At least 19 people died and 25 were injured Tuesday in a mass stabbing at a care facility for the mentally disabled outside of Tokyo. The attack took place in a country where violent crime is relatively uncommon, and has accordingly drawn outrage and sympathy from across the world.
In the hours after the attack, the White House spoke out condemning the violence.
“The United States offers our deepest condolences to the families and loved ones of those killed in the heinous attack today in Sagamihara, Japan,” Ned Price, spokesperson for the White House’s National Security Council, said in the statement. “We also pray for the speedy recovery of the dozens of individuals who were wounded. There is never any excuse for such violence, but the fact that this attack occurred at a facility for persons with disabilities makes it all the more repugnant and senseless. The thoughts of the American people are with our Japanese friends as they mourn the lives lost.”

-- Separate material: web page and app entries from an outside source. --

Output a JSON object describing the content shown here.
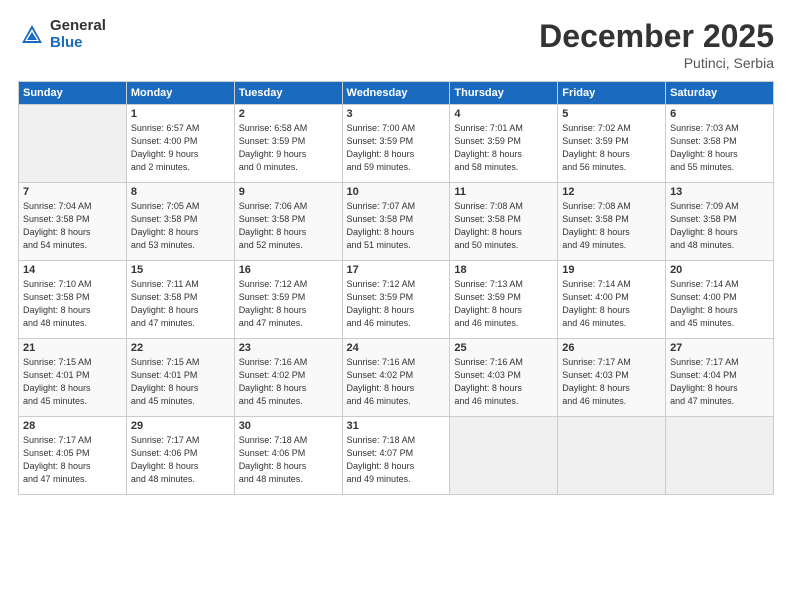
{
  "header": {
    "logo_general": "General",
    "logo_blue": "Blue",
    "title": "December 2025",
    "subtitle": "Putinci, Serbia"
  },
  "days_of_week": [
    "Sunday",
    "Monday",
    "Tuesday",
    "Wednesday",
    "Thursday",
    "Friday",
    "Saturday"
  ],
  "weeks": [
    [
      {
        "num": "",
        "info": ""
      },
      {
        "num": "1",
        "info": "Sunrise: 6:57 AM\nSunset: 4:00 PM\nDaylight: 9 hours\nand 2 minutes."
      },
      {
        "num": "2",
        "info": "Sunrise: 6:58 AM\nSunset: 3:59 PM\nDaylight: 9 hours\nand 0 minutes."
      },
      {
        "num": "3",
        "info": "Sunrise: 7:00 AM\nSunset: 3:59 PM\nDaylight: 8 hours\nand 59 minutes."
      },
      {
        "num": "4",
        "info": "Sunrise: 7:01 AM\nSunset: 3:59 PM\nDaylight: 8 hours\nand 58 minutes."
      },
      {
        "num": "5",
        "info": "Sunrise: 7:02 AM\nSunset: 3:59 PM\nDaylight: 8 hours\nand 56 minutes."
      },
      {
        "num": "6",
        "info": "Sunrise: 7:03 AM\nSunset: 3:58 PM\nDaylight: 8 hours\nand 55 minutes."
      }
    ],
    [
      {
        "num": "7",
        "info": "Sunrise: 7:04 AM\nSunset: 3:58 PM\nDaylight: 8 hours\nand 54 minutes."
      },
      {
        "num": "8",
        "info": "Sunrise: 7:05 AM\nSunset: 3:58 PM\nDaylight: 8 hours\nand 53 minutes."
      },
      {
        "num": "9",
        "info": "Sunrise: 7:06 AM\nSunset: 3:58 PM\nDaylight: 8 hours\nand 52 minutes."
      },
      {
        "num": "10",
        "info": "Sunrise: 7:07 AM\nSunset: 3:58 PM\nDaylight: 8 hours\nand 51 minutes."
      },
      {
        "num": "11",
        "info": "Sunrise: 7:08 AM\nSunset: 3:58 PM\nDaylight: 8 hours\nand 50 minutes."
      },
      {
        "num": "12",
        "info": "Sunrise: 7:08 AM\nSunset: 3:58 PM\nDaylight: 8 hours\nand 49 minutes."
      },
      {
        "num": "13",
        "info": "Sunrise: 7:09 AM\nSunset: 3:58 PM\nDaylight: 8 hours\nand 48 minutes."
      }
    ],
    [
      {
        "num": "14",
        "info": "Sunrise: 7:10 AM\nSunset: 3:58 PM\nDaylight: 8 hours\nand 48 minutes."
      },
      {
        "num": "15",
        "info": "Sunrise: 7:11 AM\nSunset: 3:58 PM\nDaylight: 8 hours\nand 47 minutes."
      },
      {
        "num": "16",
        "info": "Sunrise: 7:12 AM\nSunset: 3:59 PM\nDaylight: 8 hours\nand 47 minutes."
      },
      {
        "num": "17",
        "info": "Sunrise: 7:12 AM\nSunset: 3:59 PM\nDaylight: 8 hours\nand 46 minutes."
      },
      {
        "num": "18",
        "info": "Sunrise: 7:13 AM\nSunset: 3:59 PM\nDaylight: 8 hours\nand 46 minutes."
      },
      {
        "num": "19",
        "info": "Sunrise: 7:14 AM\nSunset: 4:00 PM\nDaylight: 8 hours\nand 46 minutes."
      },
      {
        "num": "20",
        "info": "Sunrise: 7:14 AM\nSunset: 4:00 PM\nDaylight: 8 hours\nand 45 minutes."
      }
    ],
    [
      {
        "num": "21",
        "info": "Sunrise: 7:15 AM\nSunset: 4:01 PM\nDaylight: 8 hours\nand 45 minutes."
      },
      {
        "num": "22",
        "info": "Sunrise: 7:15 AM\nSunset: 4:01 PM\nDaylight: 8 hours\nand 45 minutes."
      },
      {
        "num": "23",
        "info": "Sunrise: 7:16 AM\nSunset: 4:02 PM\nDaylight: 8 hours\nand 45 minutes."
      },
      {
        "num": "24",
        "info": "Sunrise: 7:16 AM\nSunset: 4:02 PM\nDaylight: 8 hours\nand 46 minutes."
      },
      {
        "num": "25",
        "info": "Sunrise: 7:16 AM\nSunset: 4:03 PM\nDaylight: 8 hours\nand 46 minutes."
      },
      {
        "num": "26",
        "info": "Sunrise: 7:17 AM\nSunset: 4:03 PM\nDaylight: 8 hours\nand 46 minutes."
      },
      {
        "num": "27",
        "info": "Sunrise: 7:17 AM\nSunset: 4:04 PM\nDaylight: 8 hours\nand 47 minutes."
      }
    ],
    [
      {
        "num": "28",
        "info": "Sunrise: 7:17 AM\nSunset: 4:05 PM\nDaylight: 8 hours\nand 47 minutes."
      },
      {
        "num": "29",
        "info": "Sunrise: 7:17 AM\nSunset: 4:06 PM\nDaylight: 8 hours\nand 48 minutes."
      },
      {
        "num": "30",
        "info": "Sunrise: 7:18 AM\nSunset: 4:06 PM\nDaylight: 8 hours\nand 48 minutes."
      },
      {
        "num": "31",
        "info": "Sunrise: 7:18 AM\nSunset: 4:07 PM\nDaylight: 8 hours\nand 49 minutes."
      },
      {
        "num": "",
        "info": ""
      },
      {
        "num": "",
        "info": ""
      },
      {
        "num": "",
        "info": ""
      }
    ]
  ]
}
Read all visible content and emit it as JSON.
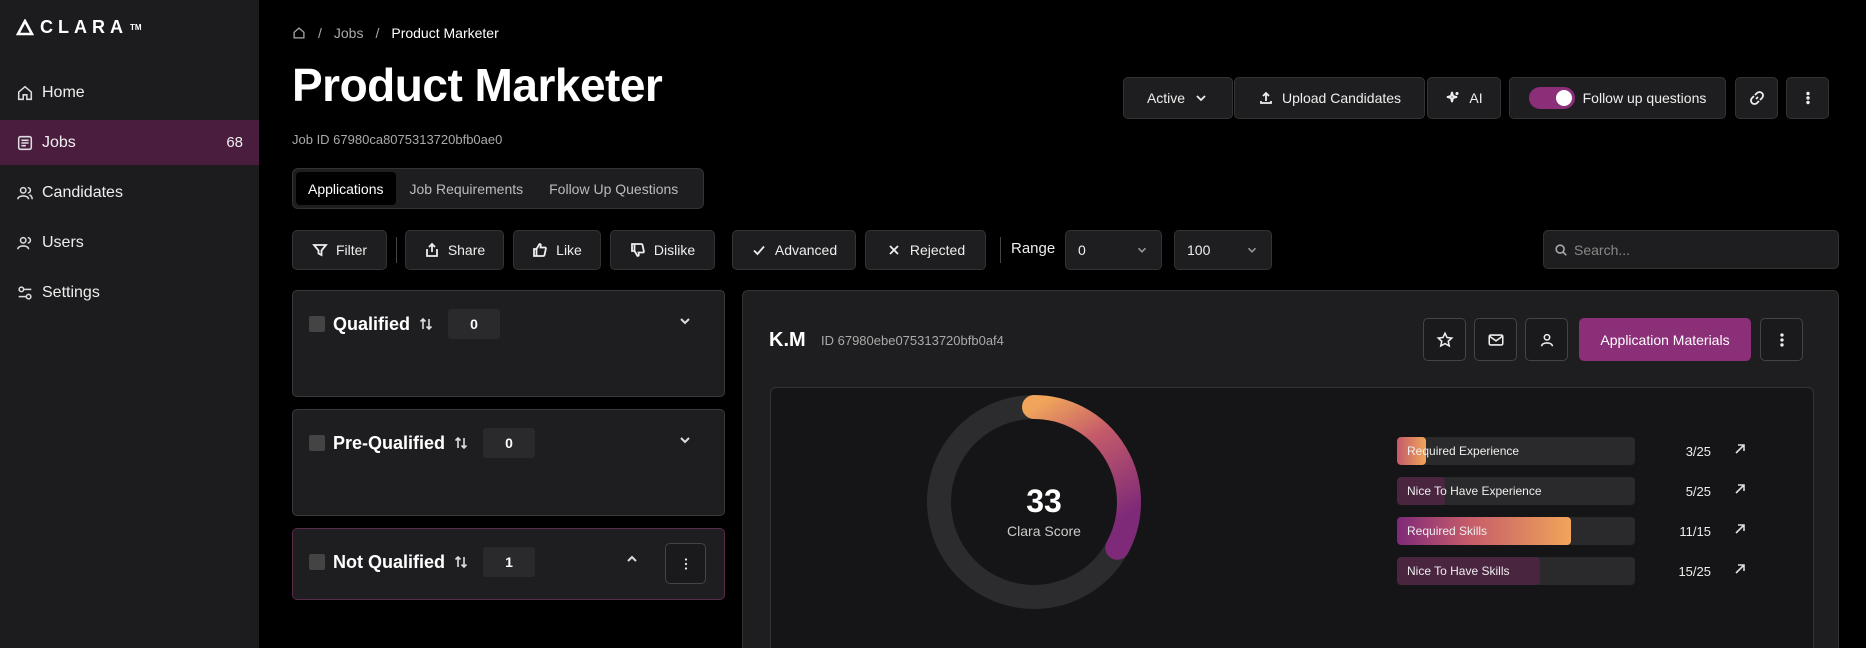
{
  "brand": {
    "logo": "CLARA",
    "tm": "TM"
  },
  "sidebar": {
    "items": [
      {
        "label": "Home",
        "icon": "home-icon"
      },
      {
        "label": "Jobs",
        "icon": "jobs-icon",
        "count": "68",
        "active": true
      },
      {
        "label": "Candidates",
        "icon": "candidates-icon"
      },
      {
        "label": "Users",
        "icon": "users-icon"
      },
      {
        "label": "Settings",
        "icon": "settings-icon"
      }
    ]
  },
  "breadcrumb": {
    "items": [
      "Jobs",
      "Product Marketer"
    ]
  },
  "header": {
    "title": "Product Marketer",
    "job_id": "Job ID 67980ca8075313720bfb0ae0",
    "status": "Active",
    "upload": "Upload Candidates",
    "ai": "AI",
    "followup": "Follow up questions",
    "followup_on": true
  },
  "tabs": [
    {
      "label": "Applications",
      "active": true
    },
    {
      "label": "Job Requirements"
    },
    {
      "label": "Follow Up Questions"
    }
  ],
  "toolbar": {
    "filter": "Filter",
    "share": "Share",
    "like": "Like",
    "dislike": "Dislike",
    "advanced": "Advanced",
    "rejected": "Rejected",
    "range_label": "Range",
    "range_min": "0",
    "range_max": "100",
    "search_placeholder": "Search..."
  },
  "groups": [
    {
      "name": "Qualified",
      "count": "0",
      "expanded": false
    },
    {
      "name": "Pre-Qualified",
      "count": "0",
      "expanded": false
    },
    {
      "name": "Not Qualified",
      "count": "1",
      "expanded": true
    }
  ],
  "candidate": {
    "initials": "K.M",
    "id": "ID 67980ebe075313720bfb0af4",
    "materials": "Application Materials",
    "score": "33",
    "score_label": "Clara Score",
    "score_value": 33,
    "criteria": [
      {
        "label": "Required Experience",
        "value": "3/25",
        "fraction": 0.12
      },
      {
        "label": "Nice To Have Experience",
        "value": "5/25",
        "fraction": 0.2
      },
      {
        "label": "Required Skills",
        "value": "11/15",
        "fraction": 0.733
      },
      {
        "label": "Nice To Have Skills",
        "value": "15/25",
        "fraction": 0.6
      }
    ]
  },
  "colors": {
    "accent": "#8b2f78",
    "active_nav": "#4a1d3e",
    "gradient_start": "#f0a55a",
    "gradient_mid": "#c45a6a",
    "gradient_end": "#7e2a78"
  }
}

- Mickey Guyton Is TIME's 2022 Breakthrough Artist of the Year
- The 10 Best Nonfiction Books of 2022
- Column: What Elon Musk Gets Wrong About Free Speech
- The Forgotten Story of One of the First U.S. Soldiers Killed Overseas After Pearl Harbor
- Why You're More Likely to Get Sick in the Winter, According to New Research
- Column: What the Protests Tell Us About China's Future
- 18 Last-Minute Gifts for Everyone on Your List
- Despite World Cup Heartbreak, the Future Looks Bright for Men's Soccer in the U.S.